And now here’s the missing thread: in the last video, we authenticated the OpenAM users against their Facebook Account, but then they had their profile available in the OpenAM Identity Repository as well, which only meant that on Successful Authentication with Facebook, if the users did not have their profile in OpenAM, they were not let in. We take a different stand this time around allowing in even those users without an OpenAM profile, by having OpenAM provision their accounts in its Identity Repository using the attributes returned by Facebook on successful authentication.
The video demonstration embedded below this write-up is dangerously similar to the video here , published more than three months ago. I’ve had challenges making this one though, which is when my colleagues Jon Knight and Albert Ayoub stepped forward to lend a helping hand. So if you ready, let’s see how ForgeRock OpenAM lets a user authenticate against his/her Facebook account to gain access to OpenAM (read applications protected by OpenAM).
There is a very useful article around this right here.
First things first, screen-cast that follows this write up is based on the ForgeRock documentation on OpenIG that’s found here. Secondly, if you aren’t familiar with ForgeRock OpenIG or ForgeRock OpenAM, I’d recommend you to do some reading on the products from the official ForgeRock documentation or watch the following screen-casts on it to become familiarized with it:
Cut to present, we have OpenIG acting as a resource server. So in the video log, you’ll see the curl command being used to contact OpenAM to get an Access Token, use the same command to contact OpenIG with the Access Token, which is when OpenIG (acting as a resource server), will contact OpenAM (acting as an authorization server) for validating the token. Once validated, OpenIG will apply additional filters to post the credentials to a HTTP Server and get the user profile in response to it. A one-liner definition for the mouthful of jargon I used above can be found here. The illustration below might make the long story said above slightly shorter.
ForgeRock OpenAM supports a number of Authentication Modules that can be used to verify the identity of a user attempting to login to the applications protected by OpenAM. One of the biggest strengths of OpenAM is the flexibility that it gives to plug in a Custom Authentication Module in the event the Out of The Box modules do not meet the requirements. Some details around the same can be found here.

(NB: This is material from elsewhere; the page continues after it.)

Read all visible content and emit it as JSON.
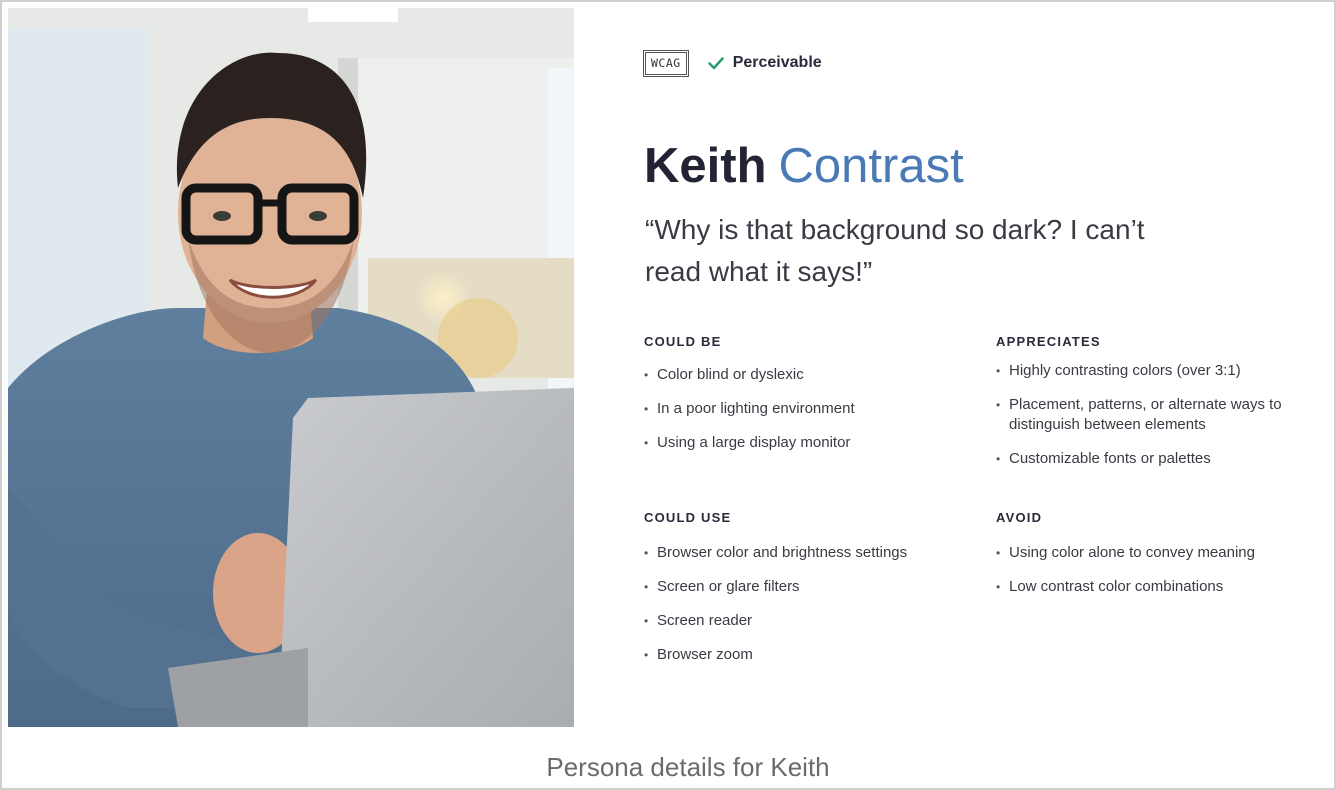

In the following video that has a running time of approximately nine minutes, you’ll see an OpenAM instance being configured to contact Google for identifying a user by using OAuth2. Google’s literature about their support for OAuth2 is here in case if you are interested to read.